Judee of Gluten Free A - Z Blog shared another great summer soup, Yellow Beet Borsht, saying "The soup result was interesting. The yellow borsht didn't have the deep "earthy" beetroot flavor that I'm used to when we eat the red beets, but it had a sweet mellow flavor with a tinge of "earthy" taste that produced a very different, but delicious, soup that I enjoyed both hot and chilled."


Thank you to Judee and Shaheen for joining me this week!

(If you aren't familiar with Souper Sundays, you can read about of the origins of it here.
If you would like to join in Souper (Soup, Salad, and Sammie) Sundays, I would love to have you! Here's how...

To join in this week's Souper Sunday's linkup with your soup, salad or sandwich:
  • Link up your soup (stew, chili, soupy curries, etc. are fine), salad, or sandwich dish, (preferably one from the current week or month--but we'll take older posts too) on the picture link below and leave a comment on this post so I am sure not to miss you. Also please see below for what to do on your blog post that you link up to Souper Sundays in order to be included in the weekly round-up.
and 

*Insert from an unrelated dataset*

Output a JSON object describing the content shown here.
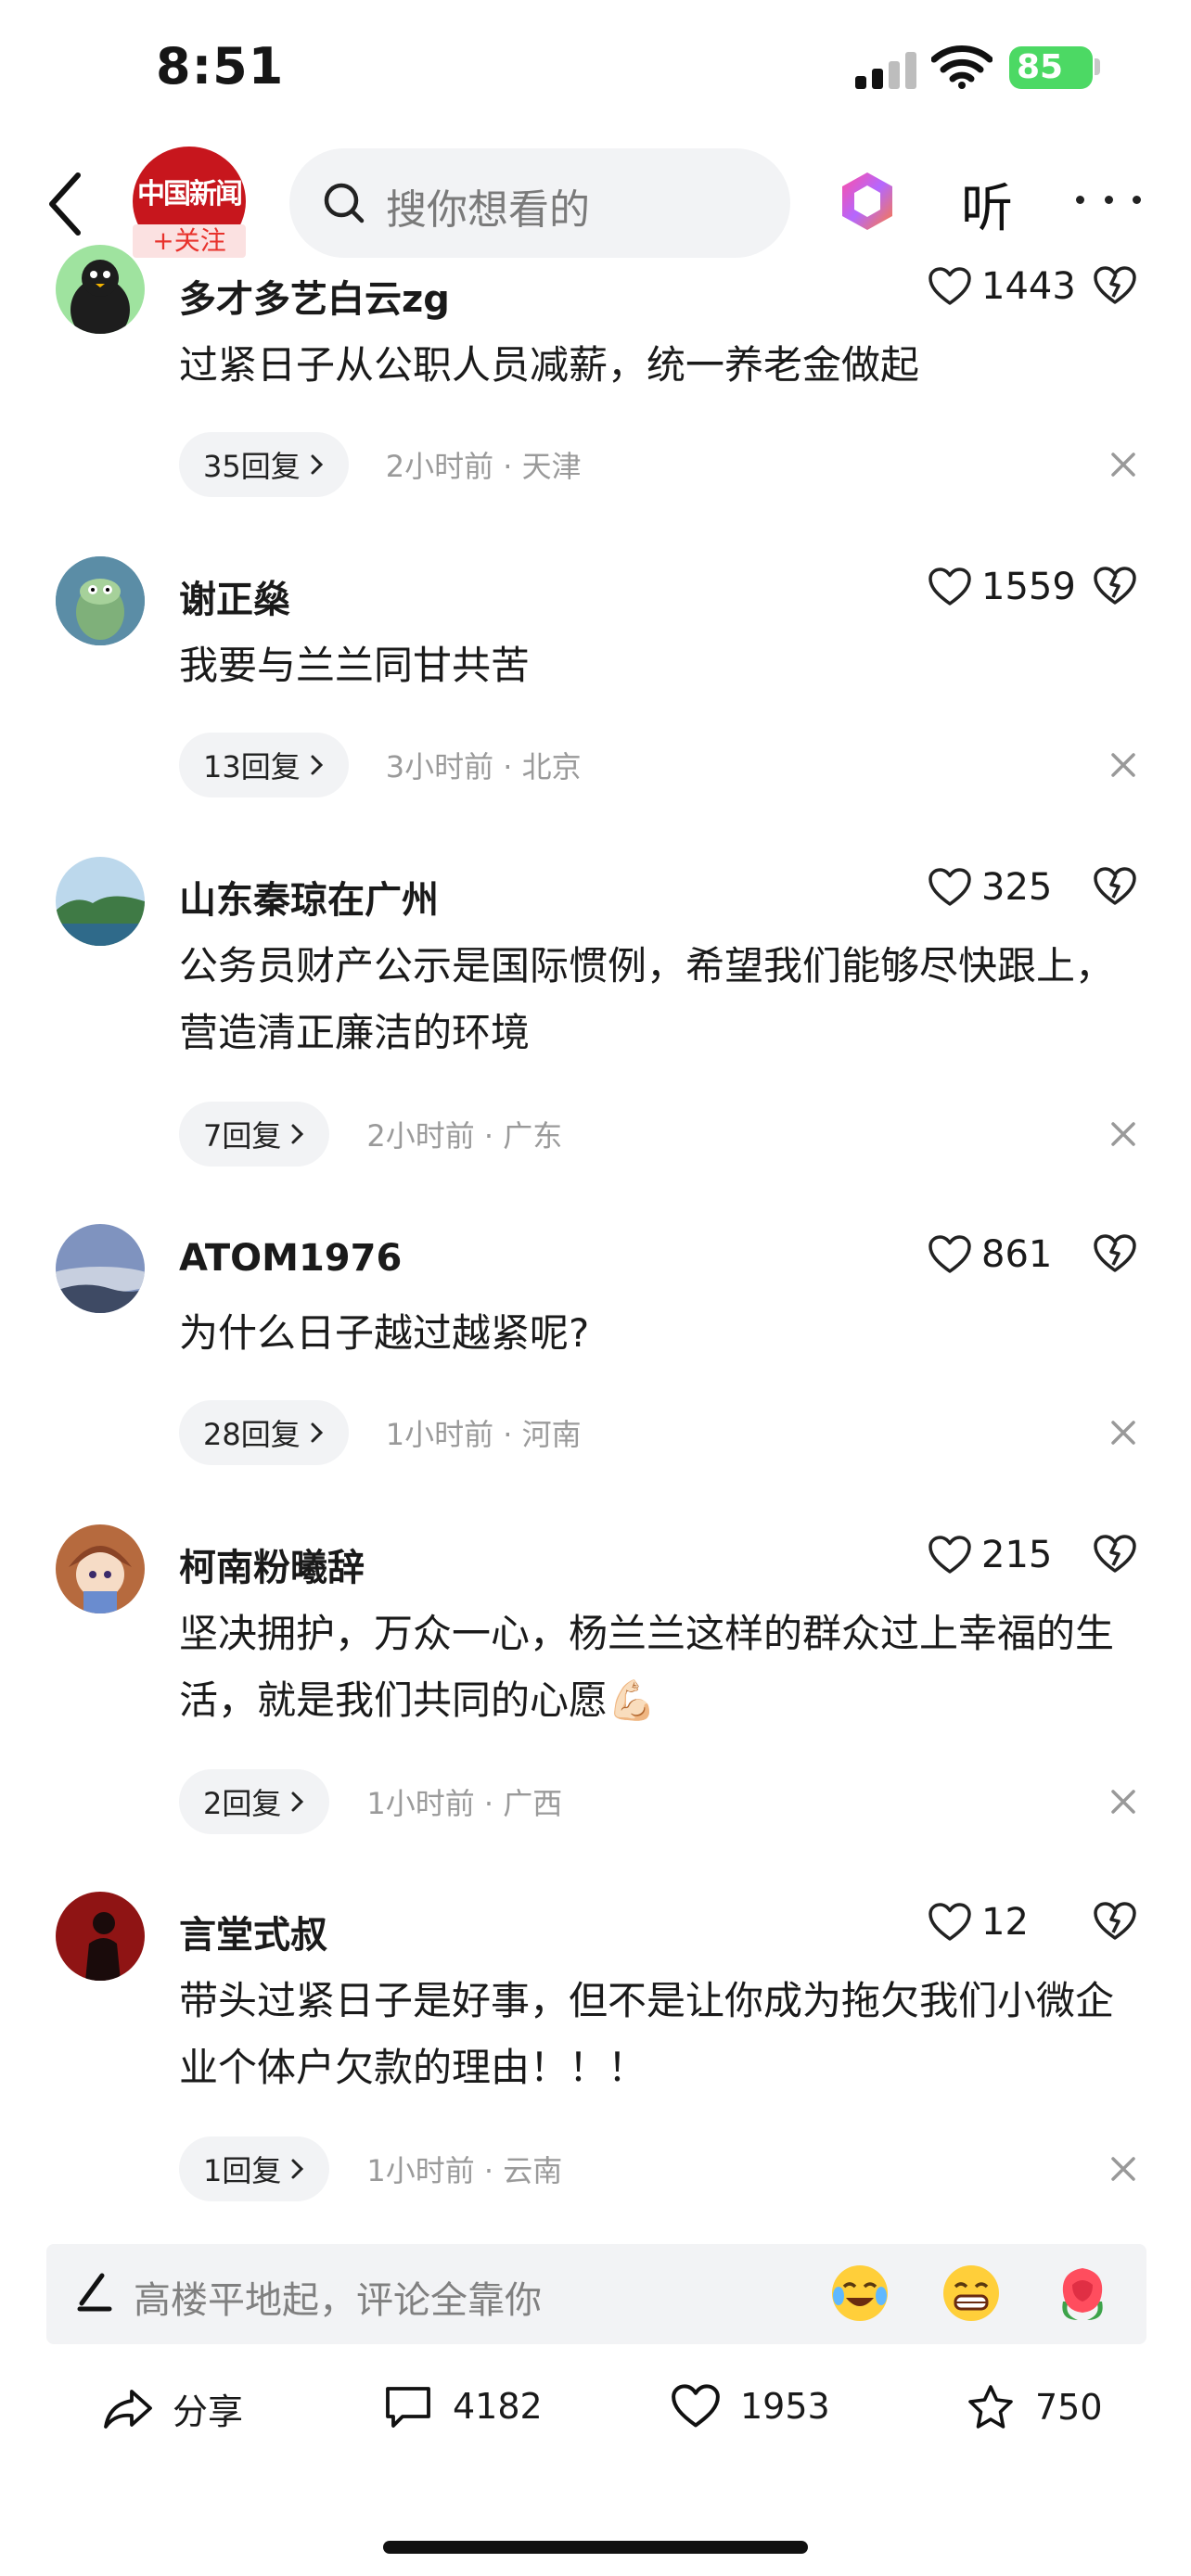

On your entry post (on your blog):
  • Mention Souper (Soup, Salad & Sammies) Sundays at Kahakai Kitchen and add a link back to this post. (Not to be a pain but it's polite and only fair to link back to events you link up at--so if you link a post up here without linking back to this post or my blog on your post, it will be removed.)
  • You are welcome to add the Souper Sundays logo to your post and/or blog (completely optional).

You are invited to the Inlinkz link party!
Click here to enter
Have a happy, healthy week!